Technical Paper

Development of CFD Method for Spray Shape Estimation

Computational fluid dynamic (CFD) is widely used to develop engine combustion. Especially the in-cylinder spray calculation is important in order to resolve the issues of direct injection gasoline engines (e.g., particulate matter (PM) and oil dilution caused by fuel wetting on the cylinder walls). Conventional spray calculation methods require fitting based on measurements of spray characteristics such as penetration and droplet diameter (i.e., the Sauter mean diameter (SMD)). Particularly in the case of slit nozzle shapes that widen from the inlet to the outlet to form a fan-shaped spray, fitting the shape of spray is a complex procedure because the flow inside the nozzle is not uniform. In response, a new calculation method has been developed that eliminates the need for spray shape fitting by combining calculations of the Eulerian multiphase and the Lagrangian multiphase.
Journal Article

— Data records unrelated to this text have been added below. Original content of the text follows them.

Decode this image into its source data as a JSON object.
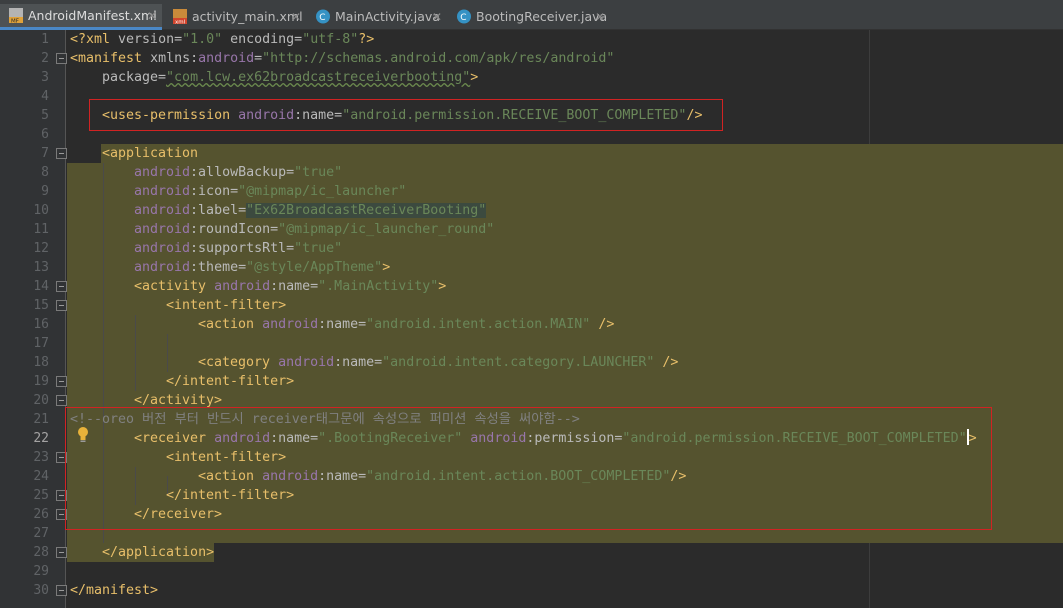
{
  "tabs": [
    {
      "label": "AndroidManifest.xml",
      "icon": "xml-manifest-icon",
      "active": true
    },
    {
      "label": "activity_main.xml",
      "icon": "xml-layout-icon",
      "active": false
    },
    {
      "label": "MainActivity.java",
      "icon": "java-class-icon",
      "active": false
    },
    {
      "label": "BootingReceiver.java",
      "icon": "java-class-icon",
      "active": false
    }
  ],
  "editor": {
    "current_line": 22,
    "line_numbers": [
      "1",
      "2",
      "3",
      "4",
      "5",
      "6",
      "7",
      "8",
      "9",
      "10",
      "11",
      "12",
      "13",
      "14",
      "15",
      "16",
      "17",
      "18",
      "19",
      "20",
      "21",
      "22",
      "23",
      "24",
      "25",
      "26",
      "27",
      "28",
      "29",
      "30"
    ],
    "code": {
      "l1_open": "<?xml",
      "l1_version_attr": " version=",
      "l1_version_val": "\"1.0\"",
      "l1_enc_attr": " encoding=",
      "l1_enc_val": "\"utf-8\"",
      "l1_close": "?>",
      "l2_tag": "<manifest",
      "l2_xmlns": " xmlns:",
      "l2_ns": "android",
      "l2_eq": "=",
      "l2_val": "\"http://schemas.android.com/apk/res/android\"",
      "l3_attr": "package=",
      "l3_val": "\"com.lcw.ex62broadcastreceiverbooting\"",
      "l3_close": ">",
      "l5_tag": "<uses-permission",
      "l5_ns": "android",
      "l5_attr": ":name=",
      "l5_val": "\"android.permission.RECEIVE_BOOT_COMPLETED\"",
      "l5_close": "/>",
      "l7_tag": "<application",
      "l8_attr": ":allowBackup=",
      "l8_val": "\"true\"",
      "l9_attr": ":icon=",
      "l9_val": "\"@mipmap/ic_launcher\"",
      "l10_attr": ":label=",
      "l10_val": "\"Ex62BroadcastReceiverBooting\"",
      "l11_attr": ":roundIcon=",
      "l11_val": "\"@mipmap/ic_launcher_round\"",
      "l12_attr": ":supportsRtl=",
      "l12_val": "\"true\"",
      "l13_attr": ":theme=",
      "l13_val": "\"@style/AppTheme\"",
      "l13_close": ">",
      "ns": "android",
      "l14_tag": "<activity",
      "l14_attr": ":name=",
      "l14_val": "\".MainActivity\"",
      "l14_close": ">",
      "l15_tag": "<intent-filter>",
      "l16_tag": "<action",
      "l16_attr": ":name=",
      "l16_val": "\"android.intent.action.MAIN\"",
      "l16_close": " />",
      "l18_tag": "<category",
      "l18_attr": ":name=",
      "l18_val": "\"android.intent.category.LAUNCHER\"",
      "l18_close": " />",
      "l19_tag": "</intent-filter>",
      "l20_tag": "</activity>",
      "l21_comment": "<!--oreo 버전 부터 반드시 receiver태그문에 속성으로 퍼미션 속성을 써야함-->",
      "l22_tag": "<receiver",
      "l22_attr1": ":name=",
      "l22_val1": "\".BootingReceiver\"",
      "l22_attr2": ":permission=",
      "l22_val2": "\"android.permission.RECEIVE_BOOT_COMPLETED\"",
      "l22_close": ">",
      "l23_tag": "<intent-filter>",
      "l24_tag": "<action",
      "l24_attr": ":name=",
      "l24_val": "\"android.intent.action.BOOT_COMPLETED\"",
      "l24_close": "/>",
      "l25_tag": "</intent-filter>",
      "l26_tag": "</receiver>",
      "l28_tag": "</application>",
      "l30_tag": "</manifest>"
    }
  },
  "colors": {
    "background": "#2b2b2b",
    "tag": "#e8bf6a",
    "attribute_namespace": "#9876aa",
    "string_value": "#6a8759",
    "comment": "#808080",
    "selection": "#55532f",
    "annotation_box": "#d12323"
  }
}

Cooling Loss Reduction of Highly Dispersed Spray Combustion with Restricted In-Cylinder Swirl and Squish Flow in Diesel Engine

In diesel engines with a straight intake port and a lipless cavity to restrict in-cylinder flow, an injector with numerous small-diameter orifices with a narrow angle can be used to create a highly homogeneous air-fuel mixture that, during PCCI combustion, dramatically reduces the NOX and soot without the addition of expensive new devices. To further improve this new combustion concept, this research focused on cooling losses, which are generally thought to account for 16 to 35% of the total energy of the fuel, and approaches to reducing fuel consumption were explored. First, to clarify the proportions of convective heat transfer and radiation in the cooling losses, a Rapid Compression Machine (RCM) was used to measure the local heat flux and radiation to the combustion chamber wall. The results showed that though larger amounts of injected fuel increased the proportion of heat losses from radiation, the primary factor in cooling losses is convective heat transfer.